## WHAT TO PRODUCE
Search the data for the word "Embarcadero". Reproduce every line where it is found.

Dataset rows describing interfaces
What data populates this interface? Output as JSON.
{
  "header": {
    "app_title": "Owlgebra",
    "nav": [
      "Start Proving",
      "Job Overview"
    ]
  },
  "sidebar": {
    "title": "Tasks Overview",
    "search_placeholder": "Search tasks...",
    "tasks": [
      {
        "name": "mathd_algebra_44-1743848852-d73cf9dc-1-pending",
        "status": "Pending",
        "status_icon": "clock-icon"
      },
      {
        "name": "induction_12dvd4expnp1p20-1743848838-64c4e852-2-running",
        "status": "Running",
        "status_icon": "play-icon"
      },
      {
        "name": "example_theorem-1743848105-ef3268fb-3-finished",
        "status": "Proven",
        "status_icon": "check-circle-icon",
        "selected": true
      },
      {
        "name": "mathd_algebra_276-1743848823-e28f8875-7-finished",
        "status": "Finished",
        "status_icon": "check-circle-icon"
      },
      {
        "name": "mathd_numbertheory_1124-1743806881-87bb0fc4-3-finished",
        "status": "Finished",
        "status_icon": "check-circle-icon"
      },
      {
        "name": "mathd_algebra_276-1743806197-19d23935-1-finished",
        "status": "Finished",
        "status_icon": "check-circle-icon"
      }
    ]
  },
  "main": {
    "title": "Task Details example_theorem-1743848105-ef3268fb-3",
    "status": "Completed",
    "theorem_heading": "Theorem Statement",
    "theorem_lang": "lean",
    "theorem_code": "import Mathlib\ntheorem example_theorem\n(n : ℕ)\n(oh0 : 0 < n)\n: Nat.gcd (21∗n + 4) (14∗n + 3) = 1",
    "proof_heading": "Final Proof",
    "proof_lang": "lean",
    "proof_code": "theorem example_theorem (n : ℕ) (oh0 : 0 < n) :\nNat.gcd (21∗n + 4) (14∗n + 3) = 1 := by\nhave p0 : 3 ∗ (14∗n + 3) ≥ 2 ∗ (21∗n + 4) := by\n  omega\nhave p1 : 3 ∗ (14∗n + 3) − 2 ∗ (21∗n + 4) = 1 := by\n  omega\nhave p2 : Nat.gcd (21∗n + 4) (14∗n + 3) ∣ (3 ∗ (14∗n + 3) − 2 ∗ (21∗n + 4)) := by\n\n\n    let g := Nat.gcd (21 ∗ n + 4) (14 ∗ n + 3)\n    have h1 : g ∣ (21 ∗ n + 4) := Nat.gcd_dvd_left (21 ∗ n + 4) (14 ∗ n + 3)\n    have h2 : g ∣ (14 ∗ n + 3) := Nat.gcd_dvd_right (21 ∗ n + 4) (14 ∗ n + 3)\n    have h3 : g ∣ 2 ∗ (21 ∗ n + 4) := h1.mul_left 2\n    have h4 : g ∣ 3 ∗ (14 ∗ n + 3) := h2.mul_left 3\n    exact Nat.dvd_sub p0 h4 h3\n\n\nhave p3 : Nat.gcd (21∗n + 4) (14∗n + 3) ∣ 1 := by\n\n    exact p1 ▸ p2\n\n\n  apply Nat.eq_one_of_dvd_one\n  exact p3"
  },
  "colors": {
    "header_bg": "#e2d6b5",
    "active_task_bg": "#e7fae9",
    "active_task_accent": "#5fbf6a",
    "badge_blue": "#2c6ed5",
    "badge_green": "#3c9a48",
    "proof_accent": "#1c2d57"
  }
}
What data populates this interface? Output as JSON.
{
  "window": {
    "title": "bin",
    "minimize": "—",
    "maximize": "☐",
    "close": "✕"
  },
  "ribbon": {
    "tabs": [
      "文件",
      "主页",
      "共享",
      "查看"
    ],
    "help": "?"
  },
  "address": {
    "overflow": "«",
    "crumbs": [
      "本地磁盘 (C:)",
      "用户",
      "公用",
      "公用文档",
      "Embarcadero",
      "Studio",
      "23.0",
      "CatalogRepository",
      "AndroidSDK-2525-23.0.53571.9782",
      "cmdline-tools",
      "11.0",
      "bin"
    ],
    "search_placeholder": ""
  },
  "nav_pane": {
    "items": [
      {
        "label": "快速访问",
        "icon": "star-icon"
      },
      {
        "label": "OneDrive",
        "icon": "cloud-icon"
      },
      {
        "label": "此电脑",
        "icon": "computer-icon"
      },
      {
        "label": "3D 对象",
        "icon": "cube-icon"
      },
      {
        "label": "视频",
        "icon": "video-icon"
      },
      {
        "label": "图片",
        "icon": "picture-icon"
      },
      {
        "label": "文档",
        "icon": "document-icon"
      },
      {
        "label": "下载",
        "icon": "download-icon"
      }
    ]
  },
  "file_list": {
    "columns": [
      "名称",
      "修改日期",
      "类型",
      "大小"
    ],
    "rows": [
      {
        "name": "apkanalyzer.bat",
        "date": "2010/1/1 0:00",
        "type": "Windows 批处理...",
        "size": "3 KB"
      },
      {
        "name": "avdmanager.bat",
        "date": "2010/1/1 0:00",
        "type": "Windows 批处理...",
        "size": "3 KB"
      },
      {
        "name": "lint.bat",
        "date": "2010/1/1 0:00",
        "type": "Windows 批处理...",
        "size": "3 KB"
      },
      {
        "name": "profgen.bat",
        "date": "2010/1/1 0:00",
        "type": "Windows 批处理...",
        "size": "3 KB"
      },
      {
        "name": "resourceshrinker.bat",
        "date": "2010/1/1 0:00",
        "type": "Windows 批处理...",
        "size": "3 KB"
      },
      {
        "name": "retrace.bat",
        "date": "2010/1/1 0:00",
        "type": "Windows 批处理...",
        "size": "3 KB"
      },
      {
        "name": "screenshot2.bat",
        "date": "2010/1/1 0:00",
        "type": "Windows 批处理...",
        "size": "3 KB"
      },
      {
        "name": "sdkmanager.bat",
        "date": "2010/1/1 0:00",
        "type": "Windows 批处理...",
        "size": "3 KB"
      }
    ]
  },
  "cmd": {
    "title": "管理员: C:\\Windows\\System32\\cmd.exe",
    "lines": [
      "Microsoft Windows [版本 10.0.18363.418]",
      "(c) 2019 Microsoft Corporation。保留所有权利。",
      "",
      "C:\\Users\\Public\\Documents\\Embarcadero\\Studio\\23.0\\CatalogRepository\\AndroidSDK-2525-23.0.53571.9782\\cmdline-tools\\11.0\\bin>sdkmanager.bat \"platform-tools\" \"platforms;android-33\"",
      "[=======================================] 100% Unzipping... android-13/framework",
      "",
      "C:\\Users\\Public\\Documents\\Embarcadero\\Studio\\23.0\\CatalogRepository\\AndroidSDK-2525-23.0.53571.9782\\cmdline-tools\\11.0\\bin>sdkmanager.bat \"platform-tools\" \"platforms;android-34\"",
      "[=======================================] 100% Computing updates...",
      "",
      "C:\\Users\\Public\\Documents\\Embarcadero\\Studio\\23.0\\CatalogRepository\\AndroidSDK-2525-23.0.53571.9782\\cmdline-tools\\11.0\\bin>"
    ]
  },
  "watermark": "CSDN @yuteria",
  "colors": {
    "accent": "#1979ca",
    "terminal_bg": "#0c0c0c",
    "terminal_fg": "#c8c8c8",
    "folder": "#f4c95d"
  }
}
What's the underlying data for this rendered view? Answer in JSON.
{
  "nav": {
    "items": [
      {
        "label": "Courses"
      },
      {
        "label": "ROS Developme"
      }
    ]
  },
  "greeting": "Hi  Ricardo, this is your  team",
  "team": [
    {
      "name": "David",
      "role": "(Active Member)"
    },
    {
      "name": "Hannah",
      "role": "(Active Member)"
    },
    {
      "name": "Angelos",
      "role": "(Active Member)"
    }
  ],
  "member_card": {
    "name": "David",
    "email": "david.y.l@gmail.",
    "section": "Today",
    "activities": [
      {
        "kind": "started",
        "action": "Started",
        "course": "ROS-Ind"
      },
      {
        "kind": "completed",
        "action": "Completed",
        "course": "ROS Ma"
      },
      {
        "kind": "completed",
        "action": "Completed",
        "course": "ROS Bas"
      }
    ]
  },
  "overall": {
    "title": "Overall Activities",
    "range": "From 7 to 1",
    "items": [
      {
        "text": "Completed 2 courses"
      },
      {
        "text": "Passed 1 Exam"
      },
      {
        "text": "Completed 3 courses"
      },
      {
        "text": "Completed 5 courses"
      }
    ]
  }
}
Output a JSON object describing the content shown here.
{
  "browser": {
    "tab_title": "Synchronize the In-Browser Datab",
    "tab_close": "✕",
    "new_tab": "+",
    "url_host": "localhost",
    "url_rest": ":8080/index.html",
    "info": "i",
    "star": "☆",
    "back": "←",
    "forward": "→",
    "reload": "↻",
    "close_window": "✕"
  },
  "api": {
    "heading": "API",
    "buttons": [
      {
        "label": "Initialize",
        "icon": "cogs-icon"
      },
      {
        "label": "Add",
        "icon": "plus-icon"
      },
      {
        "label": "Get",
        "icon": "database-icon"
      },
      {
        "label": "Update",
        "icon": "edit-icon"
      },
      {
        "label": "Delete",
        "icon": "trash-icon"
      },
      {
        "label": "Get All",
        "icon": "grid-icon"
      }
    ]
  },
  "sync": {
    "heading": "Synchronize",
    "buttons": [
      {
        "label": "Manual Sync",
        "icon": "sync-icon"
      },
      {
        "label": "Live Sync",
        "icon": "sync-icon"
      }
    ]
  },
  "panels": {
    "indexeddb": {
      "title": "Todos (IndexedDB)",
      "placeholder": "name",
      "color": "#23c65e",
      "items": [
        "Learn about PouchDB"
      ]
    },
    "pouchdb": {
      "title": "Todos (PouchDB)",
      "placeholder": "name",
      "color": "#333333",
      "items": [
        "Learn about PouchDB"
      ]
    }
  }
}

## TASK SOLUTION
      "Embarcadero",
      "C:\\Users\\Public\\Documents\\Embarcadero\\Studio\\23.0\\CatalogRepository\\AndroidSDK-2525-23.0.53571.9782\\cmdline-tools\\11.0\\bin>sdkmanager.bat \"platform-tools\" \"platforms;android-33\"",
      "C:\\Users\\Public\\Documents\\Embarcadero\\Studio\\23.0\\CatalogRepository\\AndroidSDK-2525-23.0.53571.9782\\cmdline-tools\\11.0\\bin>sdkmanager.bat \"platform-tools\" \"platforms;android-34\"",
      "C:\\Users\\Public\\Documents\\Embarcadero\\Studio\\23.0\\CatalogRepository\\AndroidSDK-2525-23.0.53571.9782\\cmdline-tools\\11.0\\bin>"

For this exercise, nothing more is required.